The new measures from the National Marine Fisheries Service require that the swordfish fleet stop fishing for the season if a single endangered sperm whale is seriously injured or killed in a gillnet. All gillnet vessels that fish in deep waters (defined as 6,500 feet) must now carry on-board fishery observers at all times; before now, less than 20 percent of boats carried observers. And, for the first time, the gillnet fleet will be fitted with mandatory vessel monitoring systems that track the locations of every boat.
While these protections may prevent sperm whale deaths in the short term, the new regulations do little to stop the ongoing capture and accidental death of 130 or more other whales, dolphins, sea lions, and marine animals in the gillnet fishery every year. During the past decade, more than 1,300 whales, dolphins, and turtles drowned after getting tangled in California’s large-mesh drift gillnets. More than 100,000 giant ocean sunfish and 10,000 blue sharks were also caught and discarded during the last 10 years.
It’s time for this fishing practice to end. Drift gillnets are so deadly to marine life that the gear is banned in Oregon and Washington and on the open ocean. The method should be halted along the entire West Coast …
See on www.earthisland.org
Posted by Domino on September 9, 2013
By: Courtney Arthur, Marine Debris Research Coordinator

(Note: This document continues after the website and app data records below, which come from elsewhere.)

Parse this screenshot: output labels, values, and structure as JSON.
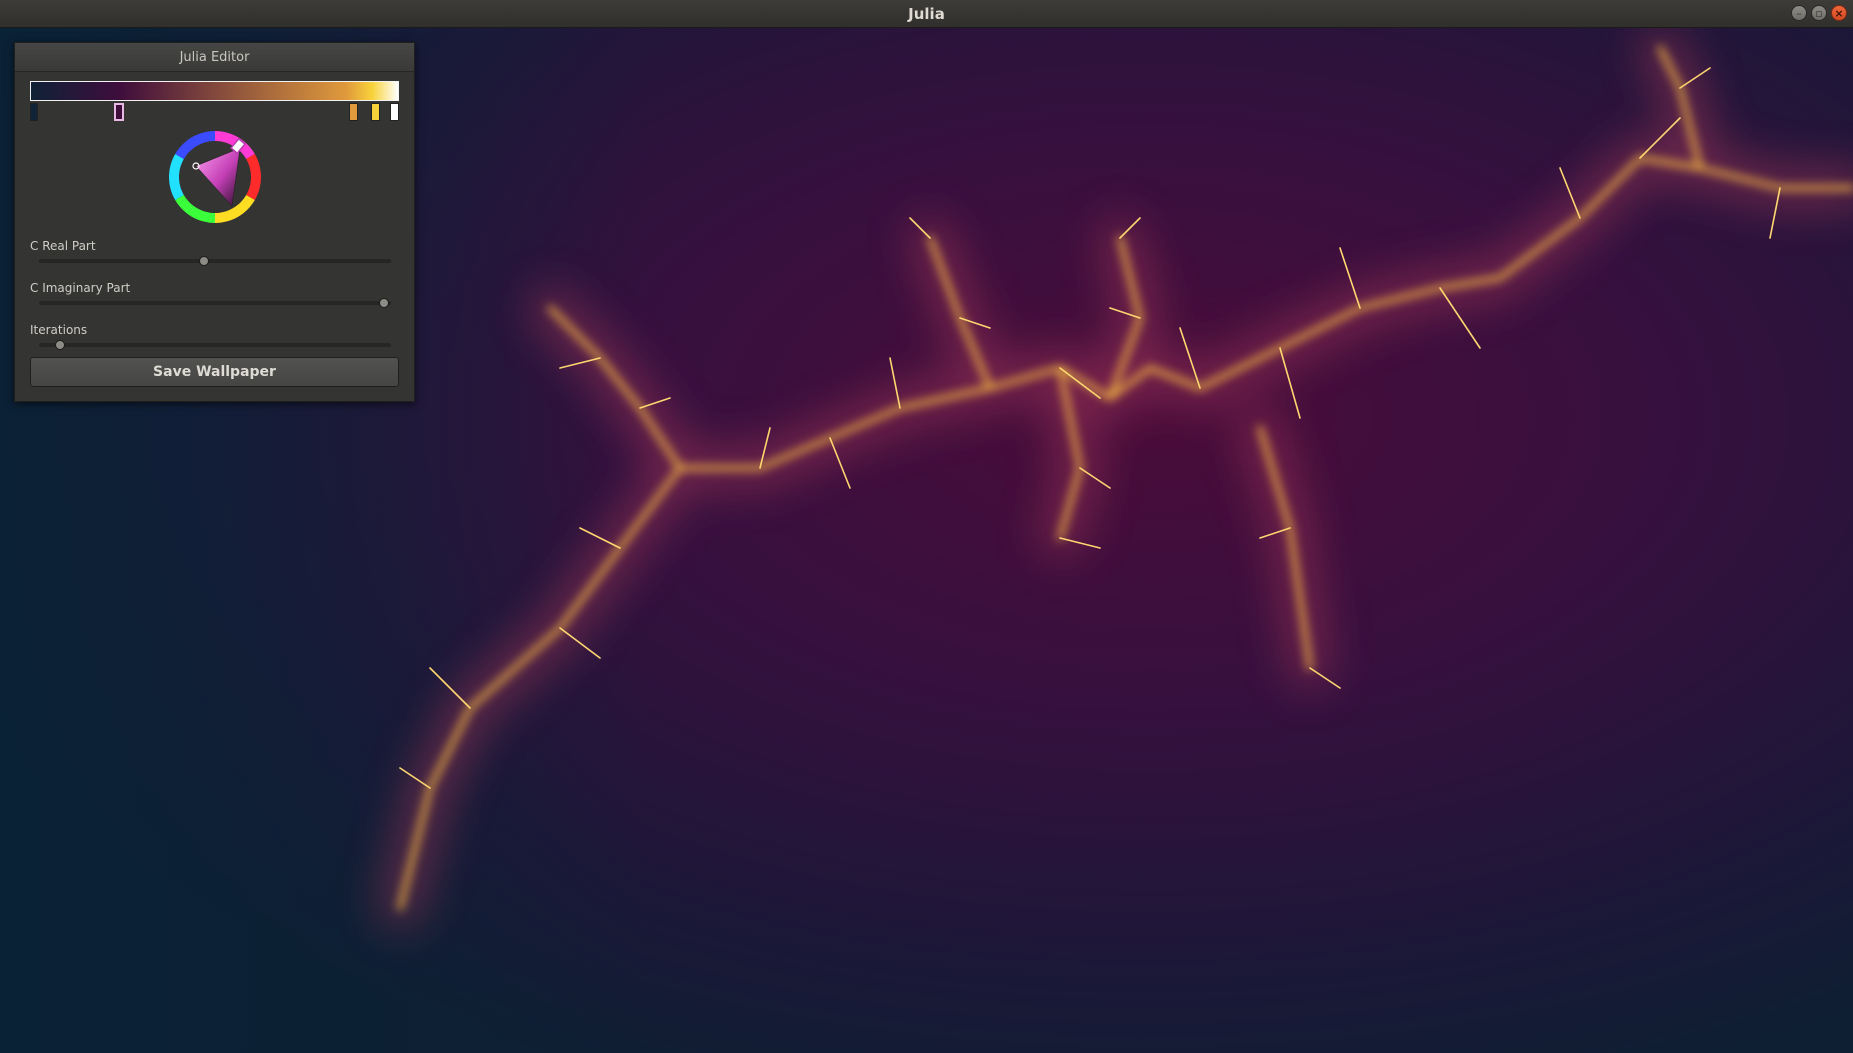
{
  "window": {
    "title": "Julia"
  },
  "editor": {
    "title": "Julia Editor",
    "gradient_stops": [
      {
        "color": "#0f2236"
      },
      {
        "color": "#3e0d3c"
      },
      {
        "color": "#e09a3c"
      },
      {
        "color": "#f8d23a"
      },
      {
        "color": "#ffffff"
      }
    ],
    "selected_stop_index": 1,
    "sliders": [
      {
        "label": "C Real Part",
        "value": 0.47
      },
      {
        "label": "C Imaginary Part",
        "value": 0.98
      },
      {
        "label": "Iterations",
        "value": 0.06
      }
    ],
    "save_label": "Save Wallpaper"
  },
  "icons": {
    "minimize": "minimize-icon",
    "maximize": "maximize-icon",
    "close": "close-icon",
    "color_wheel": "color-wheel-icon"
  }
}
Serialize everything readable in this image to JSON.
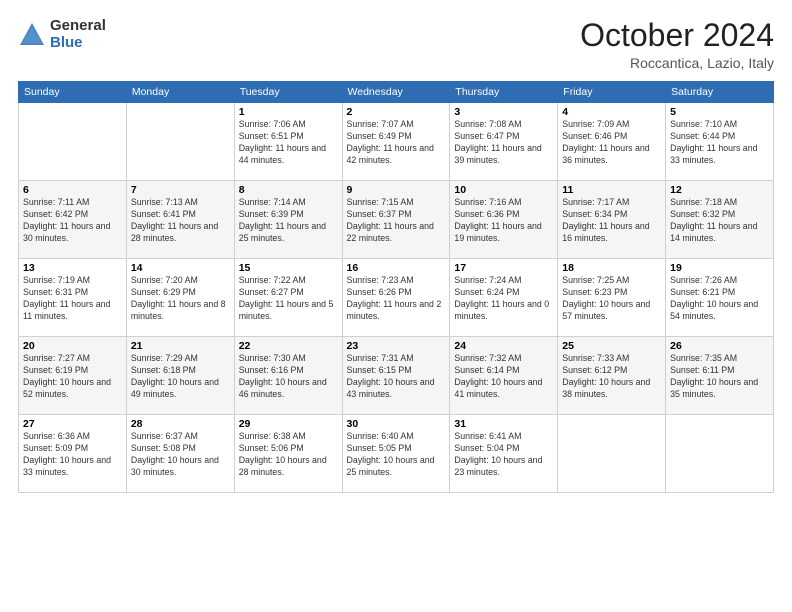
{
  "logo": {
    "general": "General",
    "blue": "Blue"
  },
  "header": {
    "month": "October 2024",
    "location": "Roccantica, Lazio, Italy"
  },
  "weekdays": [
    "Sunday",
    "Monday",
    "Tuesday",
    "Wednesday",
    "Thursday",
    "Friday",
    "Saturday"
  ],
  "weeks": [
    [
      {
        "day": "",
        "sunrise": "",
        "sunset": "",
        "daylight": ""
      },
      {
        "day": "",
        "sunrise": "",
        "sunset": "",
        "daylight": ""
      },
      {
        "day": "1",
        "sunrise": "Sunrise: 7:06 AM",
        "sunset": "Sunset: 6:51 PM",
        "daylight": "Daylight: 11 hours and 44 minutes."
      },
      {
        "day": "2",
        "sunrise": "Sunrise: 7:07 AM",
        "sunset": "Sunset: 6:49 PM",
        "daylight": "Daylight: 11 hours and 42 minutes."
      },
      {
        "day": "3",
        "sunrise": "Sunrise: 7:08 AM",
        "sunset": "Sunset: 6:47 PM",
        "daylight": "Daylight: 11 hours and 39 minutes."
      },
      {
        "day": "4",
        "sunrise": "Sunrise: 7:09 AM",
        "sunset": "Sunset: 6:46 PM",
        "daylight": "Daylight: 11 hours and 36 minutes."
      },
      {
        "day": "5",
        "sunrise": "Sunrise: 7:10 AM",
        "sunset": "Sunset: 6:44 PM",
        "daylight": "Daylight: 11 hours and 33 minutes."
      }
    ],
    [
      {
        "day": "6",
        "sunrise": "Sunrise: 7:11 AM",
        "sunset": "Sunset: 6:42 PM",
        "daylight": "Daylight: 11 hours and 30 minutes."
      },
      {
        "day": "7",
        "sunrise": "Sunrise: 7:13 AM",
        "sunset": "Sunset: 6:41 PM",
        "daylight": "Daylight: 11 hours and 28 minutes."
      },
      {
        "day": "8",
        "sunrise": "Sunrise: 7:14 AM",
        "sunset": "Sunset: 6:39 PM",
        "daylight": "Daylight: 11 hours and 25 minutes."
      },
      {
        "day": "9",
        "sunrise": "Sunrise: 7:15 AM",
        "sunset": "Sunset: 6:37 PM",
        "daylight": "Daylight: 11 hours and 22 minutes."
      },
      {
        "day": "10",
        "sunrise": "Sunrise: 7:16 AM",
        "sunset": "Sunset: 6:36 PM",
        "daylight": "Daylight: 11 hours and 19 minutes."
      },
      {
        "day": "11",
        "sunrise": "Sunrise: 7:17 AM",
        "sunset": "Sunset: 6:34 PM",
        "daylight": "Daylight: 11 hours and 16 minutes."
      },
      {
        "day": "12",
        "sunrise": "Sunrise: 7:18 AM",
        "sunset": "Sunset: 6:32 PM",
        "daylight": "Daylight: 11 hours and 14 minutes."
      }
    ],
    [
      {
        "day": "13",
        "sunrise": "Sunrise: 7:19 AM",
        "sunset": "Sunset: 6:31 PM",
        "daylight": "Daylight: 11 hours and 11 minutes."
      },
      {
        "day": "14",
        "sunrise": "Sunrise: 7:20 AM",
        "sunset": "Sunset: 6:29 PM",
        "daylight": "Daylight: 11 hours and 8 minutes."
      },
      {
        "day": "15",
        "sunrise": "Sunrise: 7:22 AM",
        "sunset": "Sunset: 6:27 PM",
        "daylight": "Daylight: 11 hours and 5 minutes."
      },
      {
        "day": "16",
        "sunrise": "Sunrise: 7:23 AM",
        "sunset": "Sunset: 6:26 PM",
        "daylight": "Daylight: 11 hours and 2 minutes."
      },
      {
        "day": "17",
        "sunrise": "Sunrise: 7:24 AM",
        "sunset": "Sunset: 6:24 PM",
        "daylight": "Daylight: 11 hours and 0 minutes."
      },
      {
        "day": "18",
        "sunrise": "Sunrise: 7:25 AM",
        "sunset": "Sunset: 6:23 PM",
        "daylight": "Daylight: 10 hours and 57 minutes."
      },
      {
        "day": "19",
        "sunrise": "Sunrise: 7:26 AM",
        "sunset": "Sunset: 6:21 PM",
        "daylight": "Daylight: 10 hours and 54 minutes."
      }
    ],
    [
      {
        "day": "20",
        "sunrise": "Sunrise: 7:27 AM",
        "sunset": "Sunset: 6:19 PM",
        "daylight": "Daylight: 10 hours and 52 minutes."
      },
      {
        "day": "21",
        "sunrise": "Sunrise: 7:29 AM",
        "sunset": "Sunset: 6:18 PM",
        "daylight": "Daylight: 10 hours and 49 minutes."
      },
      {
        "day": "22",
        "sunrise": "Sunrise: 7:30 AM",
        "sunset": "Sunset: 6:16 PM",
        "daylight": "Daylight: 10 hours and 46 minutes."
      },
      {
        "day": "23",
        "sunrise": "Sunrise: 7:31 AM",
        "sunset": "Sunset: 6:15 PM",
        "daylight": "Daylight: 10 hours and 43 minutes."
      },
      {
        "day": "24",
        "sunrise": "Sunrise: 7:32 AM",
        "sunset": "Sunset: 6:14 PM",
        "daylight": "Daylight: 10 hours and 41 minutes."
      },
      {
        "day": "25",
        "sunrise": "Sunrise: 7:33 AM",
        "sunset": "Sunset: 6:12 PM",
        "daylight": "Daylight: 10 hours and 38 minutes."
      },
      {
        "day": "26",
        "sunrise": "Sunrise: 7:35 AM",
        "sunset": "Sunset: 6:11 PM",
        "daylight": "Daylight: 10 hours and 35 minutes."
      }
    ],
    [
      {
        "day": "27",
        "sunrise": "Sunrise: 6:36 AM",
        "sunset": "Sunset: 5:09 PM",
        "daylight": "Daylight: 10 hours and 33 minutes."
      },
      {
        "day": "28",
        "sunrise": "Sunrise: 6:37 AM",
        "sunset": "Sunset: 5:08 PM",
        "daylight": "Daylight: 10 hours and 30 minutes."
      },
      {
        "day": "29",
        "sunrise": "Sunrise: 6:38 AM",
        "sunset": "Sunset: 5:06 PM",
        "daylight": "Daylight: 10 hours and 28 minutes."
      },
      {
        "day": "30",
        "sunrise": "Sunrise: 6:40 AM",
        "sunset": "Sunset: 5:05 PM",
        "daylight": "Daylight: 10 hours and 25 minutes."
      },
      {
        "day": "31",
        "sunrise": "Sunrise: 6:41 AM",
        "sunset": "Sunset: 5:04 PM",
        "daylight": "Daylight: 10 hours and 23 minutes."
      },
      {
        "day": "",
        "sunrise": "",
        "sunset": "",
        "daylight": ""
      },
      {
        "day": "",
        "sunrise": "",
        "sunset": "",
        "daylight": ""
      }
    ]
  ]
}
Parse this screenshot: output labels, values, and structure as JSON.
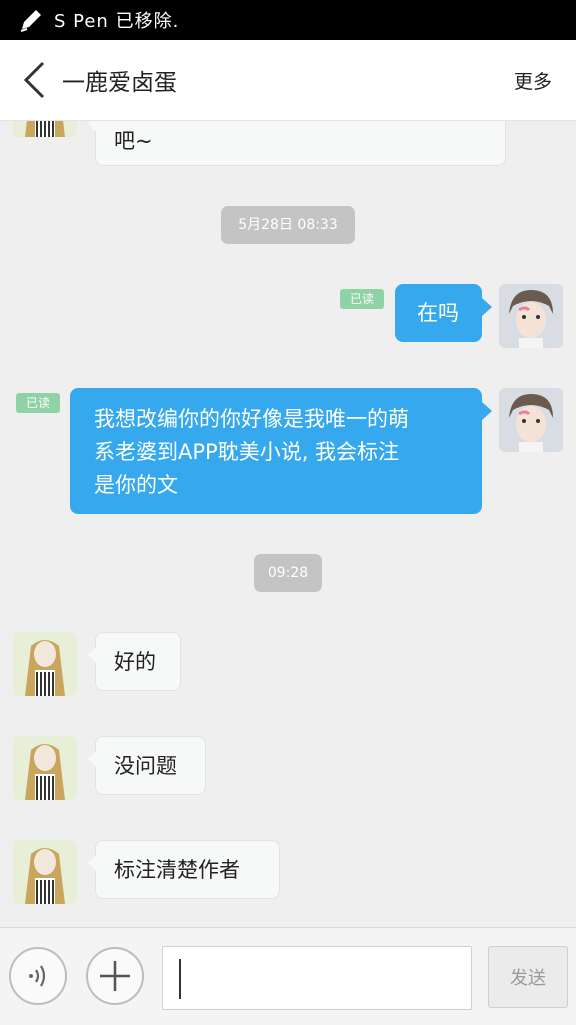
{
  "status_bar": {
    "pen_icon": "pen-icon",
    "text": "S Pen 已移除."
  },
  "header": {
    "title": "一鹿爱卤蛋",
    "more_label": "更多",
    "back_icon": "chevron-left-icon"
  },
  "messages": {
    "partial_in": {
      "text": "吧~"
    },
    "time1": "5月28日 08:33",
    "out1": {
      "read_label": "已读",
      "text": "在吗"
    },
    "out2": {
      "read_label": "已读",
      "lines": [
        "我想改编你的你好像是我唯一的萌",
        "系老婆到APP耽美小说, 我会标注",
        "是你的文"
      ]
    },
    "time2": "09:28",
    "in1": {
      "text": "好的"
    },
    "in2": {
      "text": "没问题"
    },
    "in3": {
      "text": "标注清楚作者"
    }
  },
  "input_bar": {
    "voice_icon": "voice-icon",
    "plus_icon": "plus-icon",
    "input_value": "",
    "send_label": "发送"
  },
  "colors": {
    "outgoing_bubble": "#36a9ee",
    "incoming_bubble": "#f7f9f8",
    "read_badge": "#8fd2a6",
    "time_pill": "#c4c4c4",
    "chat_background": "#efefef"
  }
}
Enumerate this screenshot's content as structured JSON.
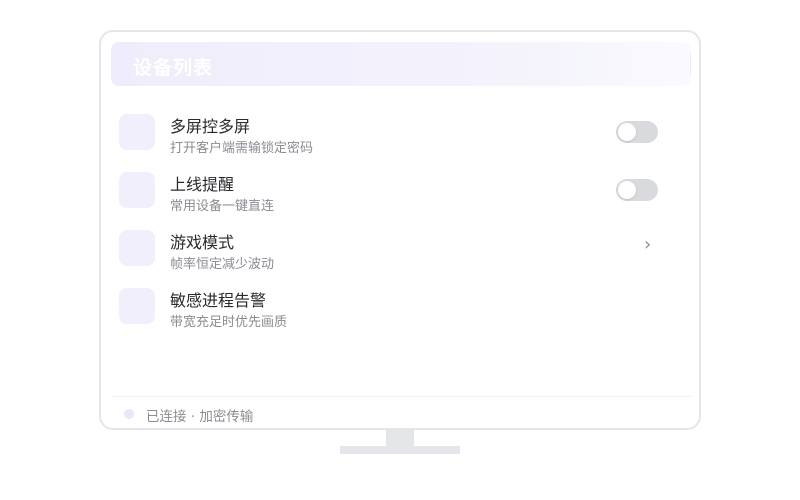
{
  "header": {
    "title": "设备列表"
  },
  "items": [
    {
      "title": "多屏控多屏",
      "subtitle": "打开客户端需输锁定密码",
      "control": "toggle",
      "on": false
    },
    {
      "title": "上线提醒",
      "subtitle": "常用设备一键直连",
      "control": "toggle",
      "on": false
    },
    {
      "title": "游戏模式",
      "subtitle": "帧率恒定减少波动",
      "control": "chevron",
      "chevron_glyph": "›"
    },
    {
      "title": "敏感进程告警",
      "subtitle": "带宽充足时优先画质",
      "control": "none"
    }
  ],
  "footer": {
    "status": "已连接 · 加密传输"
  },
  "colors": {
    "accent_tint": "#f1effc",
    "toggle_off": "#d8dade",
    "frame": "#e4e6ea"
  },
  "icons": {
    "toggle": "toggle-switch",
    "chevron": "chevron-right-icon",
    "status": "status-dot-icon"
  }
}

New exhibit called “Plastics Unwrapped” takes a look at the cultural changes that have led to the increasing use of plastics in the last 50 yrs. @University of Washington’s Burke Museum of Natural History and Culture
See on marinedebrisblog.wordpress.com
Posted by Domino on February 16, 2013
The National Oceanic and Atmospheric Administration proposes protections for 66 coral species.
See on news.nationalgeographic.com
Posted by Domino on December 9, 2012
Shark! (Photo credit: guitarfish)
First study to provide estimates of reef shark losses in the Pacific Ocean are sobering. Researchers noted the enormous detrimental effect that humans have on reef sharks.
Many shark populations have plummeted in the past three decades as a result of excessive harvesting — for their fins, as an incidental catch of fisheries targeting other species, and in recreational fisheries. This is particularly true for oceanic species. However, until now, a lack of data prevented scientists from properly quantifying the status of Pacific reef sharks at a large geographic scale.
In a study published online April 27 in the journal Conservation Biology, an international team of marine scientists provide the first estimates of reef shark losses in the Pacific Ocean. Using underwater surveys conducted over the past decade across 46 U.S. Pacific islands and atolls, as part of NOAA’s extensive Pacific Reef Assessment and Monitoring Program the team compared reef shark numbers at reefs spanning from heavily impacted ones to those among the world’s most pristine …
Continue reading on www.sciencedaily.com
Posted by Domino on April 28, 2012
Via Scoop.it – Ocean News
The powerful Japanese earthquake and resulting tsunami in March, 2011, washed untold tons of marine debris into the Pacific Ocean. This video explains what N…
Posted by Domino on January 26, 2012